:: Records ::

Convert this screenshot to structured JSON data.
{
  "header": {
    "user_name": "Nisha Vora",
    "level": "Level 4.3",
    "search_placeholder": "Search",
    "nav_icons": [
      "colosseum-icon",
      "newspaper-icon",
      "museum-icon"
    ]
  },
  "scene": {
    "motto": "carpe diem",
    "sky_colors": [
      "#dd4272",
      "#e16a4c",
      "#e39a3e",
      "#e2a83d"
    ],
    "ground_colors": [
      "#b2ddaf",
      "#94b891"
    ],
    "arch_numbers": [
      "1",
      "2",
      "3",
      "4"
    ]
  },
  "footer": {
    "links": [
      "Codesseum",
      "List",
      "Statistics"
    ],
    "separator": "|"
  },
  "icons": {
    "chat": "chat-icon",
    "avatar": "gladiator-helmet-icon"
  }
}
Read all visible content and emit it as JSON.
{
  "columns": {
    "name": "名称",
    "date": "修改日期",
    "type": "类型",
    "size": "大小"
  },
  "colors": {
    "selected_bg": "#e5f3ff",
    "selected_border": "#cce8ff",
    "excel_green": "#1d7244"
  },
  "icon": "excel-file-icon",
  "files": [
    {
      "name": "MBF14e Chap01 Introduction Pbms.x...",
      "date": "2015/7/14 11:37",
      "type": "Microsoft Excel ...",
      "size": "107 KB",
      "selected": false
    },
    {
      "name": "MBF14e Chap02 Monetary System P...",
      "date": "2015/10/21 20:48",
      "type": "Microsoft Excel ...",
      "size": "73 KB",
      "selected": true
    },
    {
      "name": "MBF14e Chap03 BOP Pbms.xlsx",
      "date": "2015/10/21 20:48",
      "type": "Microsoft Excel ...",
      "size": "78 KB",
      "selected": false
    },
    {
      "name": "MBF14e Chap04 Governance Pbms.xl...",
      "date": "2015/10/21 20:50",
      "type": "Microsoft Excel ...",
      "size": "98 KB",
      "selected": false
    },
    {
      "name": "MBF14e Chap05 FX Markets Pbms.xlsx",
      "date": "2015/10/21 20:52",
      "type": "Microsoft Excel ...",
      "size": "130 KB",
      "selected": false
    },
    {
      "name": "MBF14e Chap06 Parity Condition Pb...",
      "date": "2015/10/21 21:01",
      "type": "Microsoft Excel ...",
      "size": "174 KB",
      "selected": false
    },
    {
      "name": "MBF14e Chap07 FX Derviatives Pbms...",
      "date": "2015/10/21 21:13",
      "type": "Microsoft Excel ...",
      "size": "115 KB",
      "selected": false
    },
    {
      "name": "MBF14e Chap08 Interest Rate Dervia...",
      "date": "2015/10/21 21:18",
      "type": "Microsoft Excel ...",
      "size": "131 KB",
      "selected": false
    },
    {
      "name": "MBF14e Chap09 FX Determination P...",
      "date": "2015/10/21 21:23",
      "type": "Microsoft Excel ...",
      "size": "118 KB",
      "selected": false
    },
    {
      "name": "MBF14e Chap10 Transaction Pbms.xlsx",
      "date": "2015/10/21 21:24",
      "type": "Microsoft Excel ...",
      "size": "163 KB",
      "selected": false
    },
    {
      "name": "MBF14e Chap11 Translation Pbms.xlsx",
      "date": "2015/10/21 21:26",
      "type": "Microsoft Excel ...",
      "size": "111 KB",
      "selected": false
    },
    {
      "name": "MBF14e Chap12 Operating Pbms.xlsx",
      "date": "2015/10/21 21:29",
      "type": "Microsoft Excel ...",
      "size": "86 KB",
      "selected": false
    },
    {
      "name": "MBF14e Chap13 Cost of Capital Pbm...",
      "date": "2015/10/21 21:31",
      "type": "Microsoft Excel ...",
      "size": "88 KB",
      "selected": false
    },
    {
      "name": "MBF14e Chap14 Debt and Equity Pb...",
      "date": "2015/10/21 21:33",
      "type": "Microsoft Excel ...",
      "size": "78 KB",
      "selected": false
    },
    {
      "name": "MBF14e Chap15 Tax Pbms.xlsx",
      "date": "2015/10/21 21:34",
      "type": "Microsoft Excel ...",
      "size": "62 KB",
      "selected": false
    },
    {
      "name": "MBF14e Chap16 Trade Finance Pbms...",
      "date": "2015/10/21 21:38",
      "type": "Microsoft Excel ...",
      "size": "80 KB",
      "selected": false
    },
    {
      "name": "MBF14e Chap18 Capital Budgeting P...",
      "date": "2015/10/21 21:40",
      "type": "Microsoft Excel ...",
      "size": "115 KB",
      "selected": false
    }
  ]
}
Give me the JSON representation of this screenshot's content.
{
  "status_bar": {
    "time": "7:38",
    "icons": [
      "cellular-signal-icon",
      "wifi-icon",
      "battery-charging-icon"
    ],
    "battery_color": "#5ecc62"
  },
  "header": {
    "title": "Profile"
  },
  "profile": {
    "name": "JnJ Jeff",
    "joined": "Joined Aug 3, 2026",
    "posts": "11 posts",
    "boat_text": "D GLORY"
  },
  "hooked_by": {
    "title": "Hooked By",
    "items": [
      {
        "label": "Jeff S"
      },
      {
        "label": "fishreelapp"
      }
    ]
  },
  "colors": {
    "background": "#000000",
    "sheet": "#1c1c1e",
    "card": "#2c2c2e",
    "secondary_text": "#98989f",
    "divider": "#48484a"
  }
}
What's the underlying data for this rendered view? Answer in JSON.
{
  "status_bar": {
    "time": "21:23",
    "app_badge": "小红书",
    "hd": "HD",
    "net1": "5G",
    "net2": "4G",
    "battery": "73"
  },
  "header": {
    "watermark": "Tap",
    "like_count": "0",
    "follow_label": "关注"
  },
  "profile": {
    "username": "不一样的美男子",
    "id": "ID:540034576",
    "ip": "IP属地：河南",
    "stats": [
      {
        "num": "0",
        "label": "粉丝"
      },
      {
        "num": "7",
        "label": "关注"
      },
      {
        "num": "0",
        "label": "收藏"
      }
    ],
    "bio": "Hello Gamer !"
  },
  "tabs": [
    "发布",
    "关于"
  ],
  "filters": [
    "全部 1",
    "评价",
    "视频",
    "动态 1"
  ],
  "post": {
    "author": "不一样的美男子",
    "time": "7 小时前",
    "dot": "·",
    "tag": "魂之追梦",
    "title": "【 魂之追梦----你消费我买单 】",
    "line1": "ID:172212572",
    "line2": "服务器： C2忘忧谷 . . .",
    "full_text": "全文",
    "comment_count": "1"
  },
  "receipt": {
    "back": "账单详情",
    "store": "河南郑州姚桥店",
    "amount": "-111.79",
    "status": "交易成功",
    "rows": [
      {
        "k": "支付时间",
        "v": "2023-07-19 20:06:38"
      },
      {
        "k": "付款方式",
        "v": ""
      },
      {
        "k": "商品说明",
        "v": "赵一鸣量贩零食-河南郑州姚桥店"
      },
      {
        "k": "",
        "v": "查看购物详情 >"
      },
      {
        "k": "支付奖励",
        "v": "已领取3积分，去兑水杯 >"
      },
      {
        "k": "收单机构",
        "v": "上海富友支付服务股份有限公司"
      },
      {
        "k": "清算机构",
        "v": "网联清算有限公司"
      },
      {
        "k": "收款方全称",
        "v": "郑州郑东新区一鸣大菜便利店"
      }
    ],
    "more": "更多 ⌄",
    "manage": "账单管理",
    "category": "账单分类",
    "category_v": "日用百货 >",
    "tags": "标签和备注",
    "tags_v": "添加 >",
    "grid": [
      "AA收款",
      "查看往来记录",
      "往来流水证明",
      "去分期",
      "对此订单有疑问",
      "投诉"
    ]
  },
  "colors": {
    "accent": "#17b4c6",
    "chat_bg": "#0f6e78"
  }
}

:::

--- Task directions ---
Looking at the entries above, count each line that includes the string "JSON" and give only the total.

--- Answer ---
4